- 2014 National Association for Interpretation (NAI) Interpretive Media Award:
Blue Ridge Parkway
- 2014 National Alliance of Preservation Commissions (NAPC) Excellence Award for Best Practices & Public Outreach/Advocacy: Stillwater Heirloom Home and Landmark Sites Program
- 2013 National Association for Interpretation (NAI) Interpretive Media Award: Rohwer Japanese American Relocation Center
- 2012 American Indian and Alaska Native Tourism Association (AIANTA) Tribal Destination of the Year award: Cherokee Nation Cultural Tourism
- 2011 Historic Preservation Alliance of Arkansas Award for Excellence in Preservation and Interpretation: Main Street Blytheville Greyhound Bus Station
- 2010 National Association for Interpretation (NAI) Interpretive Media Award: International Crane Foundation, Spirit of Africa Exhibit
- 2009 Preservation Alliance of Minnesota (PAM) Minnesota Preservation Archaeology Award: Diamond Point Park
- 2009 Preservation Alliance of Minnesota (PAM), St. Paul Heritage Preservation Commission (HPC) and St. Paul Chapter of the American Institute of Architects Award (AIA): St. Paul Preservation Plan
- 2009 St. Paul Heritage Preservation Commission (HPC) and St. Paul Chapter of American Institute of Architects Award (AIA): St. Paul Grain Terminal
Disadvantaged Business Enterprise (DBE)
We are a certified woman-owned small business and a certified Disadvantaged Business Enterprise (DBE) under 49 CFR Part 26. Through 49 CFR Part 26 we are certified as a disadvantaged business enterprise/woman-owned business enterprise with the Departments of Transportation of Delaware, Iowa, Maryland, Massachusetts, Minnesota, New York, North Carolina, North Dakota, Pennsylvania, South Dakota, Virginia, Washington DC, West Virginia, and Wisconsin.
If a project requires a DBE or S/WBE certification not listed above, we can begin the certification process.
- 106 Group staff members meet the Secretary of the Interior’s Standards (36 CFR Part 61) for architectural history, archaeology, and history.
- RPA – Register of Professional Archaeologists
- HAZWOPER – 40-Hour HAZWOPER training as per 29 CFR 1910.120(e)
- CIP – Certified Interpretive Planner

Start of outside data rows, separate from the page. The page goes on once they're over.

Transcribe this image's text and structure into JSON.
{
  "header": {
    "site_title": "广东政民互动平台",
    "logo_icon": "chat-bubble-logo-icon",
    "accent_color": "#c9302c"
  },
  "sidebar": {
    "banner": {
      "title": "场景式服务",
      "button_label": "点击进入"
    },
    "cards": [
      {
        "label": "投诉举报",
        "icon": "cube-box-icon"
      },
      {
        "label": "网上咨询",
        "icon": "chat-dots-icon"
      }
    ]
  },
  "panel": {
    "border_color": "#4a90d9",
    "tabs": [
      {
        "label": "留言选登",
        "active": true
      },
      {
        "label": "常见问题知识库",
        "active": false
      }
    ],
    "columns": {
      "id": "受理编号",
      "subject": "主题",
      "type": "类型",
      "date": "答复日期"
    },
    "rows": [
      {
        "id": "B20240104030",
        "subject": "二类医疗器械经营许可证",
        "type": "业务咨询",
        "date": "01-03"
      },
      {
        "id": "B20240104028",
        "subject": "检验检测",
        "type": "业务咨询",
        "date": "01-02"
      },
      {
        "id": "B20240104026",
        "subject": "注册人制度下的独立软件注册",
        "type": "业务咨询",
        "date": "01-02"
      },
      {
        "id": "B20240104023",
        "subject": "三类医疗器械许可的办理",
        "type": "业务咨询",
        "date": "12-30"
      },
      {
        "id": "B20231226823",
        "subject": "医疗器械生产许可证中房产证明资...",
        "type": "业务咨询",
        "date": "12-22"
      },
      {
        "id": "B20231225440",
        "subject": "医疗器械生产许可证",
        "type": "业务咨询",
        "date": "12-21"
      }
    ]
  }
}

- U.S. Institute for Environmental Conflict Resolution National Roster of Dispute Resolution and Consensus Building Professionals
- Licensed Minnesota Attorney
- Qualified Neutral under Minnesota Rule 114